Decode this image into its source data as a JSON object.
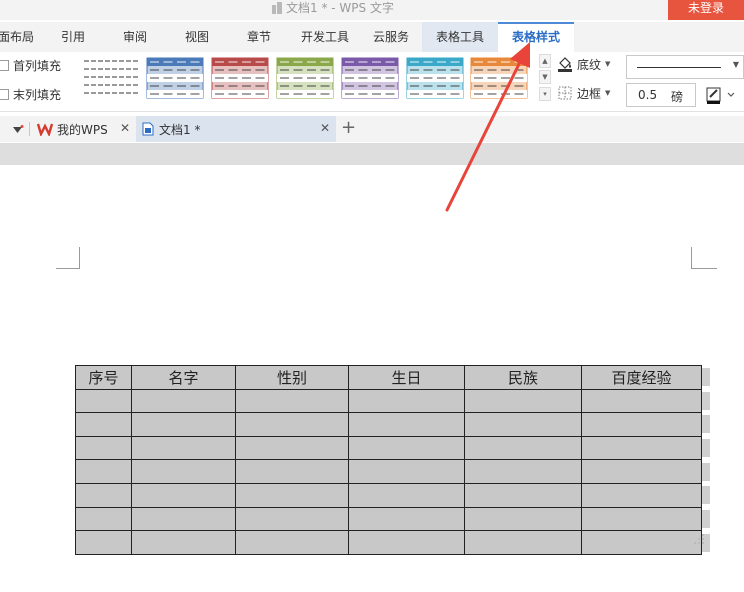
{
  "titlebar": {
    "doc_title": "文档1 * - WPS 文字",
    "login_label": "未登录"
  },
  "menu": {
    "tabs": [
      {
        "label": "面布局"
      },
      {
        "label": "引用"
      },
      {
        "label": "审阅"
      },
      {
        "label": "视图"
      },
      {
        "label": "章节"
      },
      {
        "label": "开发工具"
      },
      {
        "label": "云服务"
      },
      {
        "label": "表格工具"
      },
      {
        "label": "表格样式"
      }
    ],
    "active_tab": "表格样式"
  },
  "ribbon": {
    "first_col_fill": "首列填充",
    "last_col_fill": "末列填充",
    "shading_label": "底纹",
    "border_label": "边框",
    "line_weight_value": "0.5",
    "line_weight_unit": "磅",
    "style_colors": [
      "#4a7ab8",
      "#b94a4a",
      "#8aa84a",
      "#7a5aa8",
      "#3aa8c8",
      "#e8883a"
    ]
  },
  "doc_tabs": {
    "tabs": [
      {
        "label": "我的WPS"
      },
      {
        "label": "文档1 *"
      }
    ]
  },
  "table": {
    "headers": [
      "序号",
      "名字",
      "性别",
      "生日",
      "民族",
      "百度经验"
    ],
    "empty_rows": 7
  },
  "colors": {
    "accent": "#2a6cc6",
    "login": "#e8553f",
    "arrow": "#e8443a",
    "table_fill": "#c8c8c8"
  }
}
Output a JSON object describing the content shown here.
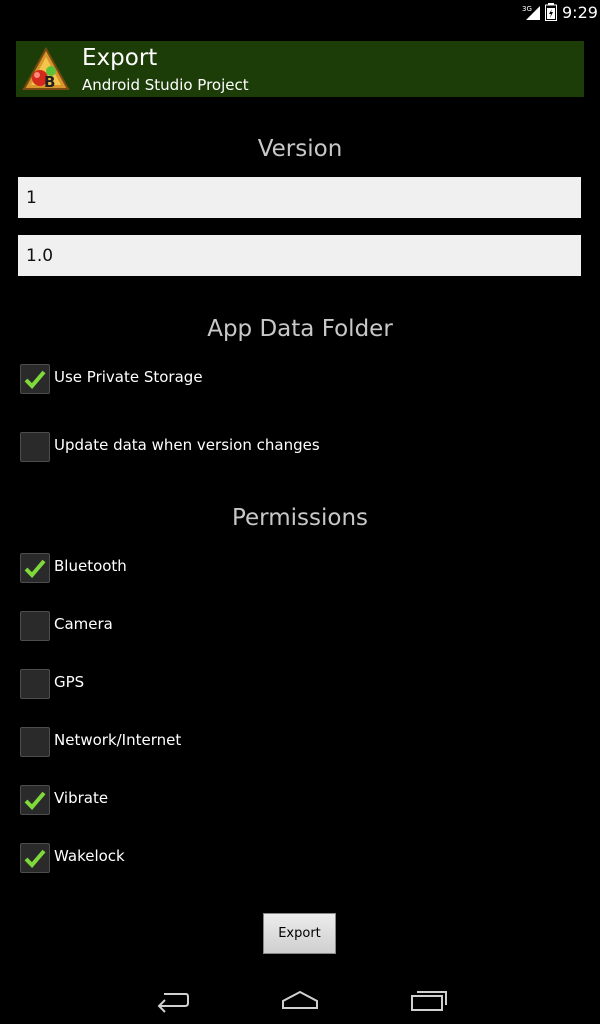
{
  "status_bar": {
    "network": "3G",
    "time": "9:29"
  },
  "header": {
    "title": "Export",
    "subtitle": "Android Studio Project",
    "logo_letter": "B",
    "bg_color": "#1d3d08"
  },
  "version": {
    "title": "Version",
    "version_code": "1",
    "version_name": "1.0"
  },
  "app_data_folder": {
    "title": "App Data Folder",
    "options": [
      {
        "label": "Use Private Storage",
        "checked": true
      },
      {
        "label": "Update data when version changes",
        "checked": false
      }
    ]
  },
  "permissions": {
    "title": "Permissions",
    "options": [
      {
        "label": "Bluetooth",
        "checked": true
      },
      {
        "label": "Camera",
        "checked": false
      },
      {
        "label": "GPS",
        "checked": false
      },
      {
        "label": "Network/Internet",
        "checked": false
      },
      {
        "label": "Vibrate",
        "checked": true
      },
      {
        "label": "Wakelock",
        "checked": true
      }
    ]
  },
  "export_button": {
    "label": "Export"
  },
  "colors": {
    "check": "#7fd93a",
    "section_title": "#c8c8c8"
  }
}
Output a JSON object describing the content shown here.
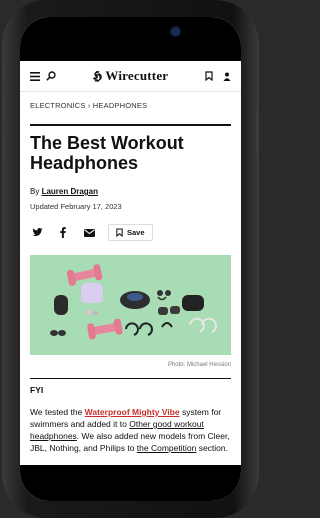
{
  "header": {
    "logo": "𝕳 Wirecutter"
  },
  "breadcrumb": "ELECTRONICS › HEADPHONES",
  "article": {
    "title": "The Best Workout Headphones",
    "byline_prefix": "By ",
    "author": "Lauren Dragan",
    "updated": "Updated February 17, 2023"
  },
  "share": {
    "save_label": "Save"
  },
  "hero": {
    "credit": "Photo: Michael Hession"
  },
  "fyi": {
    "heading": "FYI",
    "p1": "We tested the ",
    "link1": "Waterproof Mighty Vibe",
    "p2": " system for swimmers and added it to ",
    "link2": "Other good workout headphones",
    "p3": ". We also added new models from Cleer, JBL, Nothing, and Philips to ",
    "link3": "the Competition",
    "p4": " section."
  },
  "icons": {
    "menu": "menu-icon",
    "search": "search-icon",
    "bookmark": "bookmark-icon",
    "account": "account-icon",
    "twitter": "twitter-icon",
    "facebook": "facebook-icon",
    "email": "email-icon"
  },
  "colors": {
    "hero_bg": "#a8dcb4",
    "link_red": "#c7302a"
  }
}
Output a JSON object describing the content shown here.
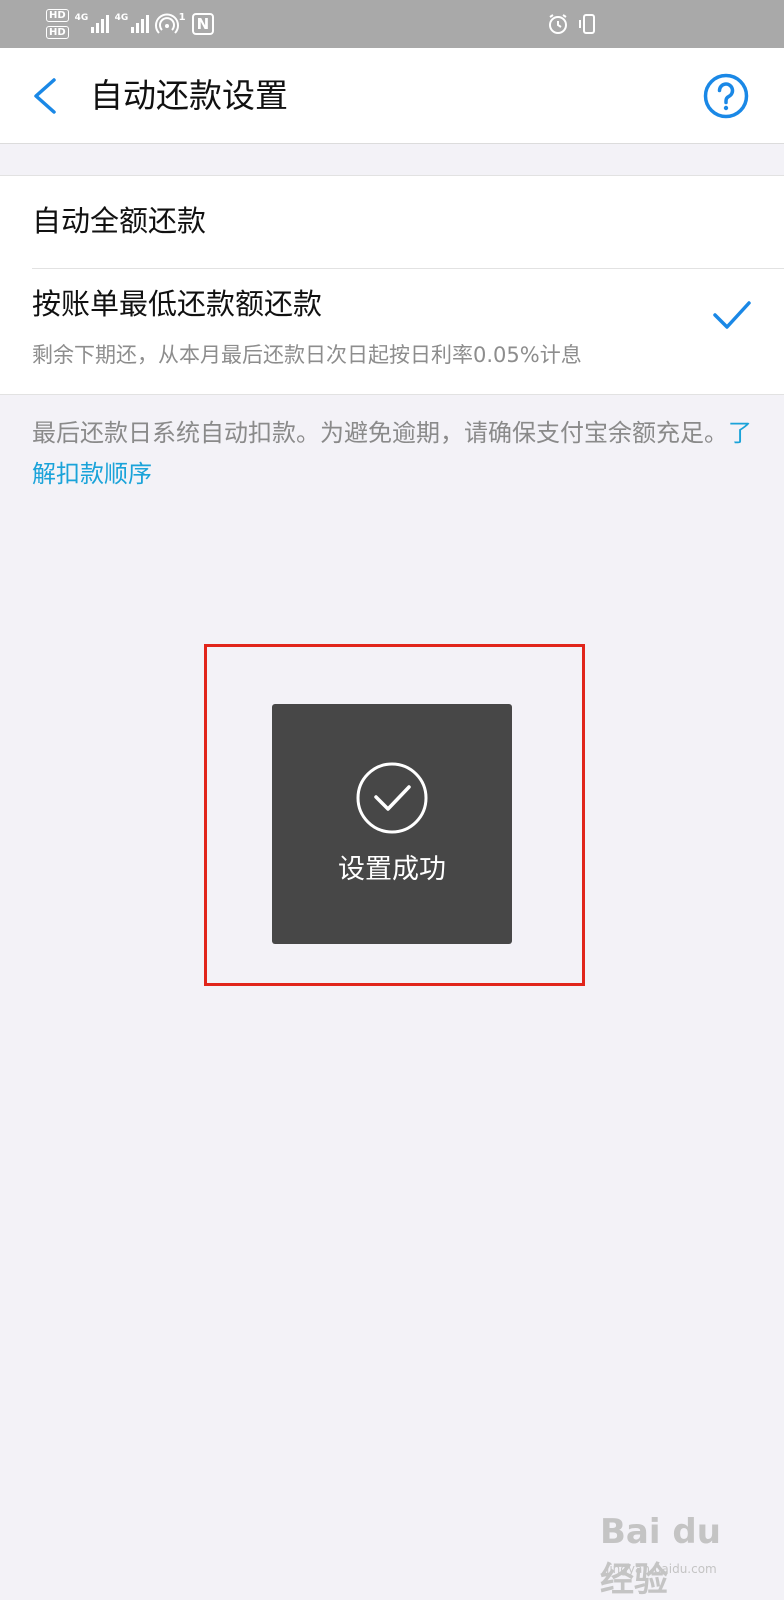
{
  "status_bar": {
    "hd_badges": [
      "HD",
      "HD"
    ],
    "signal_1_label": "4G",
    "signal_2_label": "4G",
    "hotspot_count": "1",
    "nfc_label": "N",
    "icons": [
      "hd-icon",
      "signal-icon",
      "hotspot-icon",
      "nfc-icon",
      "alarm-icon",
      "vibrate-icon"
    ]
  },
  "header": {
    "title": "自动还款设置",
    "back_icon": "chevron-left-icon",
    "help_icon": "question-circle-icon",
    "accent_color": "#1a88e6"
  },
  "options": [
    {
      "label": "自动全额还款",
      "selected": false
    },
    {
      "label": "按账单最低还款额还款",
      "sub": "剩余下期还，从本月最后还款日次日起按日利率0.05%计息",
      "selected": true
    }
  ],
  "note": {
    "text": "最后还款日系统自动扣款。为避免逾期，请确保支付宝余额充足。",
    "link": "了解扣款顺序",
    "link_color": "#1aa3d9"
  },
  "toast": {
    "icon": "check-circle-icon",
    "text": "设置成功",
    "highlight_color": "#e1251b"
  },
  "watermark": {
    "logo": "Bai du 经验",
    "site": "jingyan.baidu.com"
  }
}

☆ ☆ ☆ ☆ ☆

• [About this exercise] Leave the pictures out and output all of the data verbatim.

• [Your solution]
Decode this image into its source data as a JSON object.
{
  "titlebar": {
    "doc_title": "文档1 * - WPS 文字",
    "login_label": "未登录"
  },
  "menu": {
    "tabs": [
      {
        "label": "面布局"
      },
      {
        "label": "引用"
      },
      {
        "label": "审阅"
      },
      {
        "label": "视图"
      },
      {
        "label": "章节"
      },
      {
        "label": "开发工具"
      },
      {
        "label": "云服务"
      },
      {
        "label": "表格工具"
      },
      {
        "label": "表格样式"
      }
    ],
    "active_tab": "表格样式"
  },
  "ribbon": {
    "first_col_fill": "首列填充",
    "last_col_fill": "末列填充",
    "shading_label": "底纹",
    "border_label": "边框",
    "line_weight_value": "0.5",
    "line_weight_unit": "磅",
    "style_colors": [
      "#4a7ab8",
      "#b94a4a",
      "#8aa84a",
      "#7a5aa8",
      "#3aa8c8",
      "#e8883a"
    ]
  },
  "doc_tabs": {
    "tabs": [
      {
        "label": "我的WPS"
      },
      {
        "label": "文档1 *"
      }
    ]
  },
  "table": {
    "headers": [
      "序号",
      "名字",
      "性别",
      "生日",
      "民族",
      "百度经验"
    ],
    "empty_rows": 7
  },
  "colors": {
    "accent": "#2a6cc6",
    "login": "#e8553f",
    "arrow": "#e8443a",
    "table_fill": "#c8c8c8"
  }
}
Output a JSON object describing the content shown here.
{
  "status_bar": {
    "network": "3G",
    "time": "9:29"
  },
  "header": {
    "title": "Export",
    "subtitle": "Android Studio Project",
    "logo_letter": "B",
    "bg_color": "#1d3d08"
  },
  "version": {
    "title": "Version",
    "version_code": "1",
    "version_name": "1.0"
  },
  "app_data_folder": {
    "title": "App Data Folder",
    "options": [
      {
        "label": "Use Private Storage",
        "checked": true
      },
      {
        "label": "Update data when version changes",
        "checked": false
      }
    ]
  },
  "permissions": {
    "title": "Permissions",
    "options": [
      {
        "label": "Bluetooth",
        "checked": true
      },
      {
        "label": "Camera",
        "checked": false
      },
      {
        "label": "GPS",
        "checked": false
      },
      {
        "label": "Network/Internet",
        "checked": false
      },
      {
        "label": "Vibrate",
        "checked": true
      },
      {
        "label": "Wakelock",
        "checked": true
      }
    ]
  },
  "export_button": {
    "label": "Export"
  },
  "colors": {
    "check": "#7fd93a",
    "section_title": "#c8c8c8"
  }
}
Output a JSON object describing the content shown here.
{
  "header": {
    "logo": "𝕳 Wirecutter"
  },
  "breadcrumb": "ELECTRONICS › HEADPHONES",
  "article": {
    "title": "The Best Workout Headphones",
    "byline_prefix": "By ",
    "author": "Lauren Dragan",
    "updated": "Updated February 17, 2023"
  },
  "share": {
    "save_label": "Save"
  },
  "hero": {
    "credit": "Photo: Michael Hession"
  },
  "fyi": {
    "heading": "FYI",
    "p1": "We tested the ",
    "link1": "Waterproof Mighty Vibe",
    "p2": " system for swimmers and added it to ",
    "link2": "Other good workout headphones",
    "p3": ". We also added new models from Cleer, JBL, Nothing, and Philips to ",
    "link3": "the Competition",
    "p4": " section."
  },
  "icons": {
    "menu": "menu-icon",
    "search": "search-icon",
    "bookmark": "bookmark-icon",
    "account": "account-icon",
    "twitter": "twitter-icon",
    "facebook": "facebook-icon",
    "email": "email-icon"
  },
  "colors": {
    "hero_bg": "#a8dcb4",
    "link_red": "#c7302a"
  }
}
Output a JSON object describing the content shown here.
{
  "status_bar": {
    "hd_badges": [
      "HD",
      "HD"
    ],
    "signal_1_label": "4G",
    "signal_2_label": "4G",
    "hotspot_count": "1",
    "nfc_label": "N",
    "icons": [
      "hd-icon",
      "signal-icon",
      "hotspot-icon",
      "nfc-icon",
      "alarm-icon",
      "vibrate-icon"
    ]
  },
  "header": {
    "title": "自动还款设置",
    "back_icon": "chevron-left-icon",
    "help_icon": "question-circle-icon",
    "accent_color": "#1a88e6"
  },
  "options": [
    {
      "label": "自动全额还款",
      "selected": false
    },
    {
      "label": "按账单最低还款额还款",
      "sub": "剩余下期还，从本月最后还款日次日起按日利率0.05%计息",
      "selected": true
    }
  ],
  "note": {
    "text": "最后还款日系统自动扣款。为避免逾期，请确保支付宝余额充足。",
    "link": "了解扣款顺序",
    "link_color": "#1aa3d9"
  },
  "toast": {
    "icon": "check-circle-icon",
    "text": "设置成功",
    "highlight_color": "#e1251b"
  },
  "watermark": {
    "logo": "Bai du 经验",
    "site": "jingyan.baidu.com"
  }
}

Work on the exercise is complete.